Eugenics―the theory that we can improve future generations of humans through selective breeding―was one of the most controversial movements of the early 20th century. Often tied to racist beliefs and nativist desires to limit immigration, the eugenics movement attracted some of the most prominent scientists and social reformers of the day. This encyclopedia brings into one place concise descriptions of the leading figures, organizations, events, legislation, publications, concepts, and terms of this vitally important period historical movement. Although focused on the United States during the heyday of the movement, the encyclopedia includes material on international event as well as connections to important contemporary issues such as genetic engineering, family balancing, and the possibility of human cloning.
The reference covers almost 200 years of history and includes over 250 entries on such topics as:
- Inherited conditions such as alcoholism, prostitution, poverty, and criminality that eugenicists thought could be eliminated by following eugenic methods.

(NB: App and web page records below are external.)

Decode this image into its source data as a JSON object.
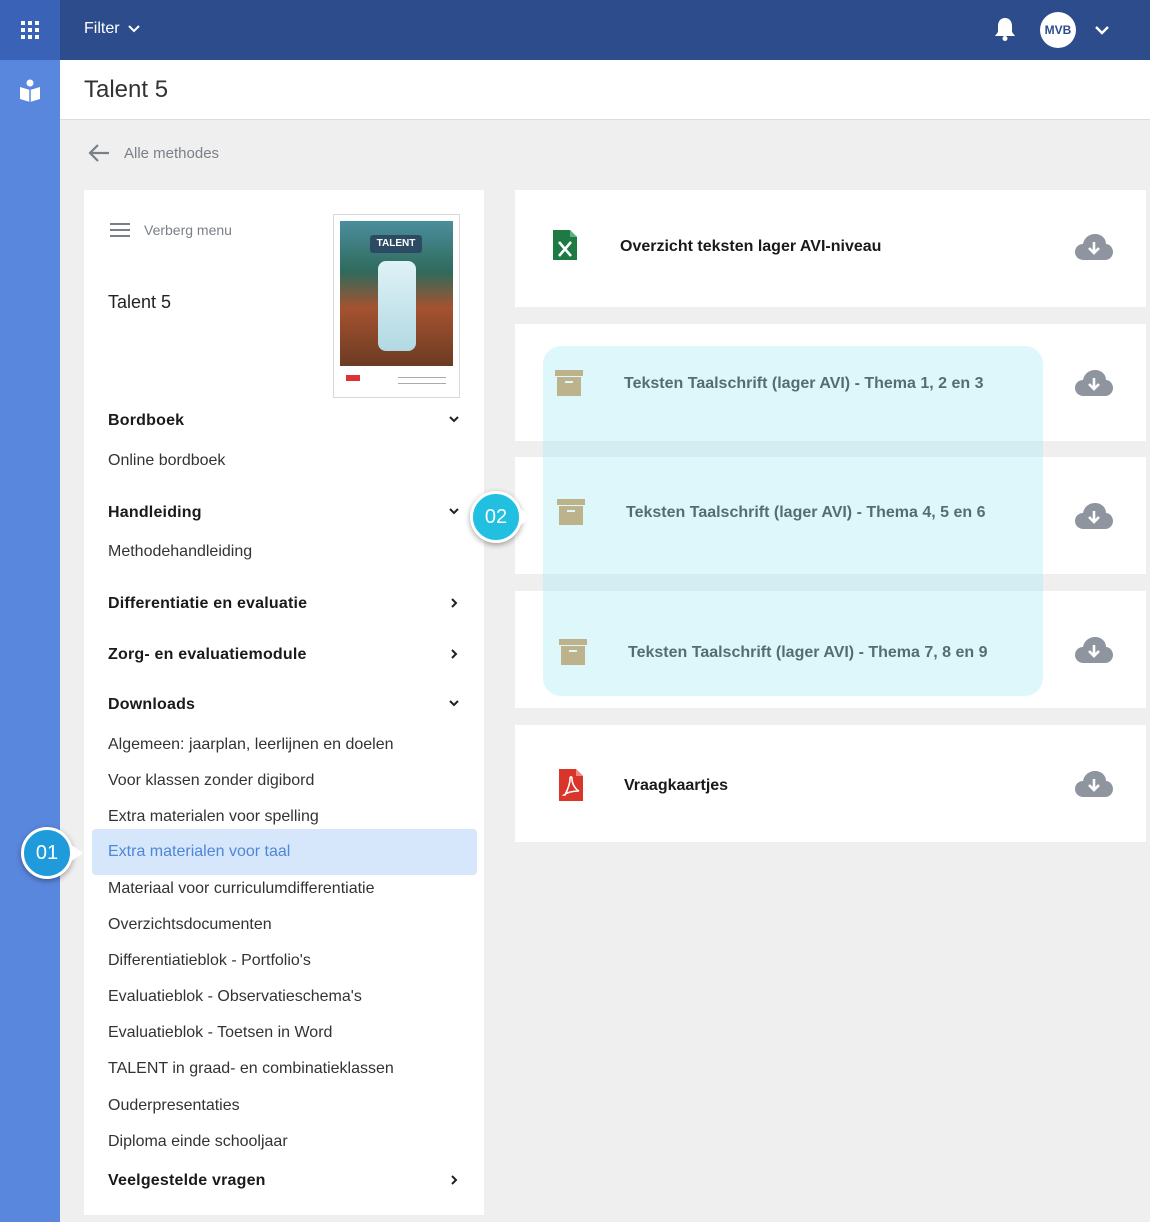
{
  "topbar": {
    "filter_label": "Filter",
    "avatar_initials": "MVB"
  },
  "page_title": "Talent 5",
  "back_label": "Alle methodes",
  "sidebar": {
    "hide_menu_label": "Verberg menu",
    "title": "Talent 5",
    "cover": {
      "logo_text": "TALENT"
    },
    "sections": {
      "bordboek": {
        "label": "Bordboek",
        "items": [
          "Online bordboek"
        ]
      },
      "handleiding": {
        "label": "Handleiding",
        "items": [
          "Methodehandleiding"
        ]
      },
      "differentiatie": {
        "label": "Differentiatie en evaluatie"
      },
      "zorg": {
        "label": "Zorg- en evaluatiemodule"
      },
      "downloads": {
        "label": "Downloads",
        "items": [
          "Algemeen: jaarplan, leerlijnen en doelen",
          "Voor klassen zonder digibord",
          "Extra materialen voor spelling",
          "Extra materialen voor taal",
          "Materiaal voor curriculumdifferentiatie",
          "Overzichtsdocumenten",
          "Differentiatieblok - Portfolio's",
          "Evaluatieblok - Observatieschema's",
          "Evaluatieblok - Toetsen in Word",
          "TALENT in graad- en combinatieklassen",
          "Ouderpresentaties",
          "Diploma einde schooljaar"
        ]
      },
      "faq": {
        "label": "Veelgestelde vragen"
      }
    }
  },
  "files": [
    {
      "title": "Overzicht teksten lager AVI-niveau",
      "icon": "excel-file-icon"
    },
    {
      "title": "Teksten Taalschrift (lager AVI) - Thema 1, 2 en 3",
      "icon": "archive-box-icon"
    },
    {
      "title": "Teksten Taalschrift (lager AVI) - Thema 4, 5 en 6",
      "icon": "archive-box-icon"
    },
    {
      "title": "Teksten Taalschrift (lager AVI) - Thema 7, 8 en 9",
      "icon": "archive-box-icon"
    },
    {
      "title": "Vraagkaartjes",
      "icon": "pdf-file-icon"
    }
  ],
  "callouts": {
    "one": "01",
    "two": "02"
  },
  "colors": {
    "topbar": "#2c4c8c",
    "rail": "#5a87de",
    "active_item_bg": "#d6e7fb",
    "active_item_text": "#4e86d8",
    "callout": "#1f9bdc"
  }
}
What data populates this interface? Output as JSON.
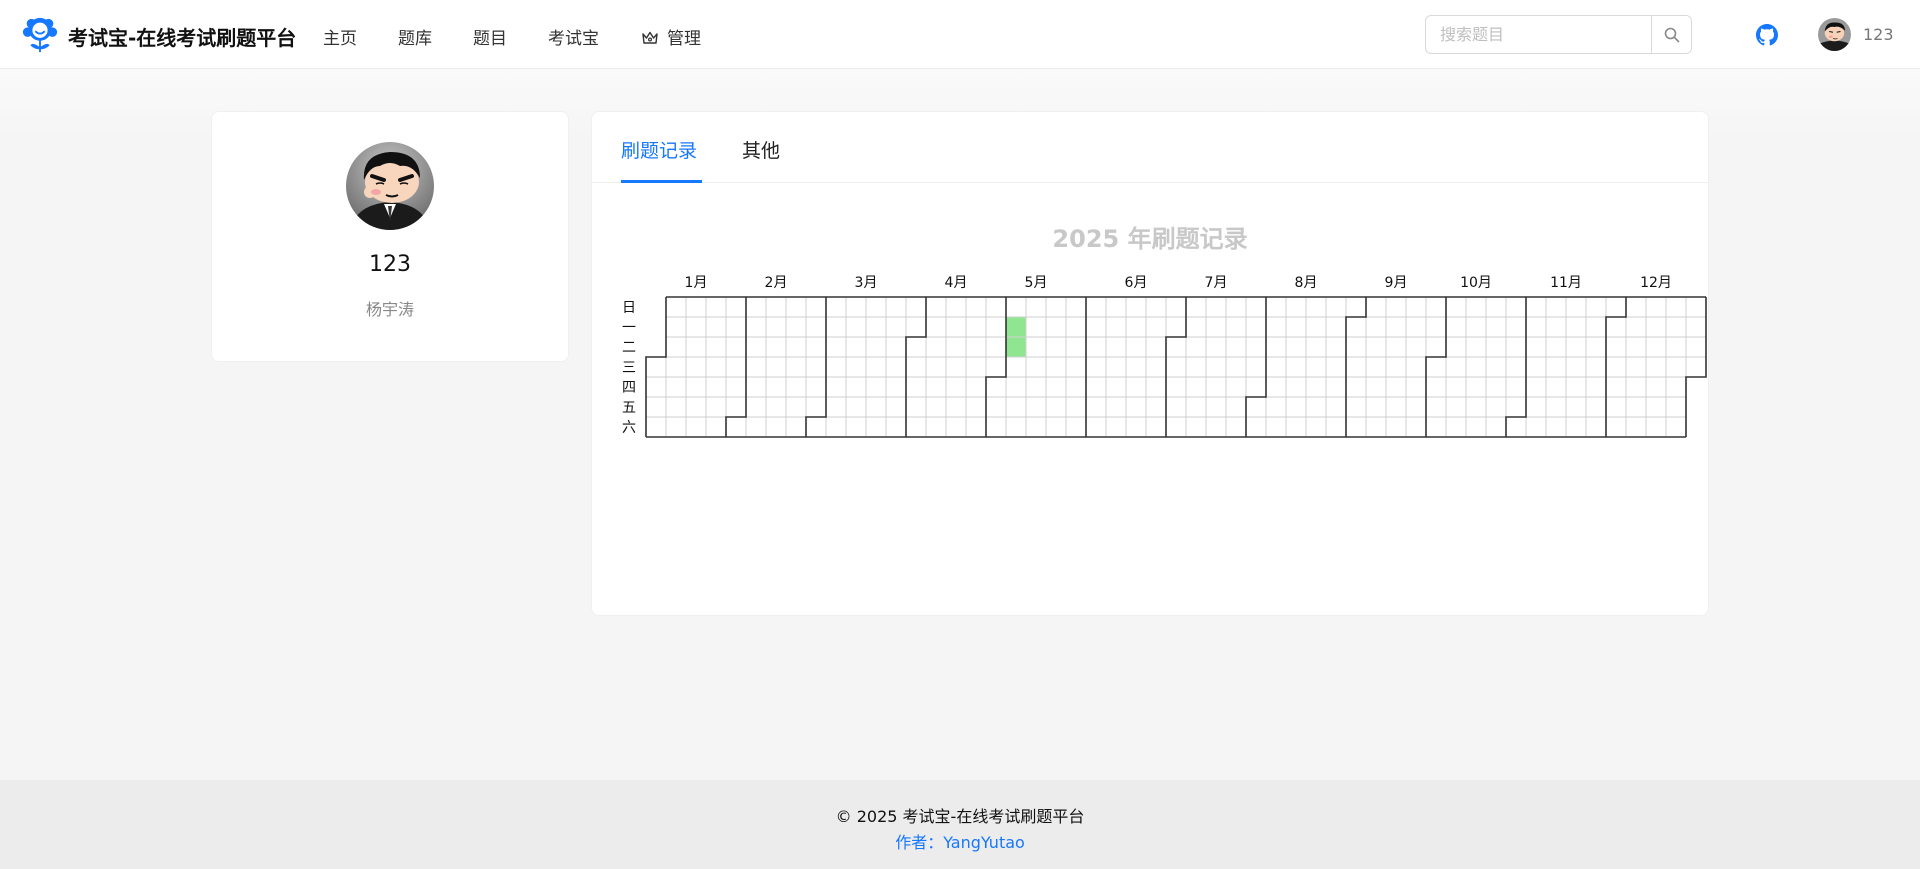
{
  "header": {
    "brand_title": "考试宝-在线考试刷题平台",
    "nav": [
      {
        "label": "主页"
      },
      {
        "label": "题库"
      },
      {
        "label": "题目"
      },
      {
        "label": "考试宝"
      },
      {
        "label": "管理",
        "icon": "crown-icon"
      }
    ],
    "search": {
      "placeholder": "搜索题目",
      "value": ""
    },
    "user_name": "123",
    "colors": {
      "accent": "#1677ff",
      "github": "#1677ff"
    }
  },
  "profile": {
    "name": "123",
    "subtitle": "杨宇涛"
  },
  "tabs": [
    {
      "label": "刷题记录",
      "active": true
    },
    {
      "label": "其他",
      "active": false
    }
  ],
  "heatmap": {
    "title": "2025 年刷题记录",
    "year": 2025,
    "month_labels": [
      "1月",
      "2月",
      "3月",
      "4月",
      "5月",
      "6月",
      "7月",
      "8月",
      "9月",
      "10月",
      "11月",
      "12月"
    ],
    "weekday_labels": [
      "日",
      "一",
      "二",
      "三",
      "四",
      "五",
      "六"
    ],
    "active_dates": [
      "2025-05-05",
      "2025-05-06"
    ],
    "active_color": "#90e690"
  },
  "footer": {
    "copyright": "© 2025 考试宝-在线考试刷题平台",
    "author": "作者：YangYutao"
  }
}
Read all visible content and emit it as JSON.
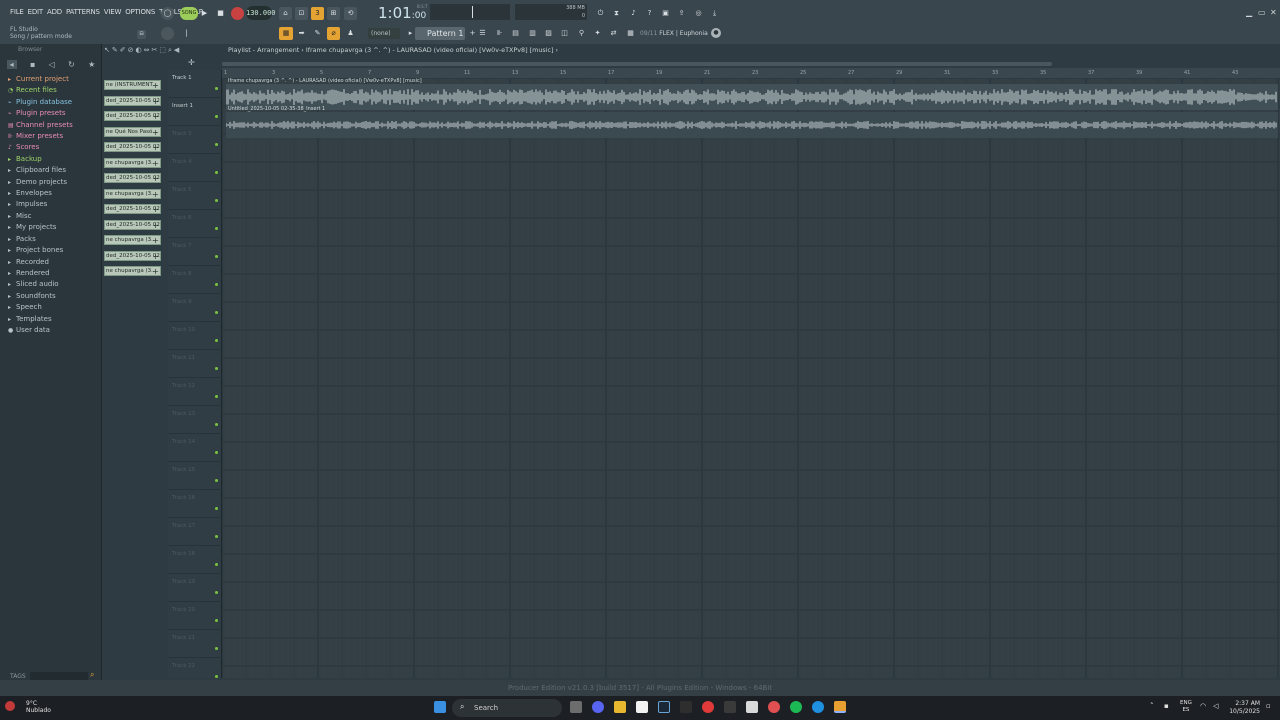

- Concepts such as feeblemindedness, race degeneracy, and race suicide that were pervasive during the era of the eugenics movement.
- Tools that eugenicists relied on, such as laws that allowed forced sterilizations of the unfit in the United States, Nazi Germany, and other countries.
Organizations that encouraged the fit to produce more children.
The continued acceptance of attempts to improve future generations through genetic testing and treatment.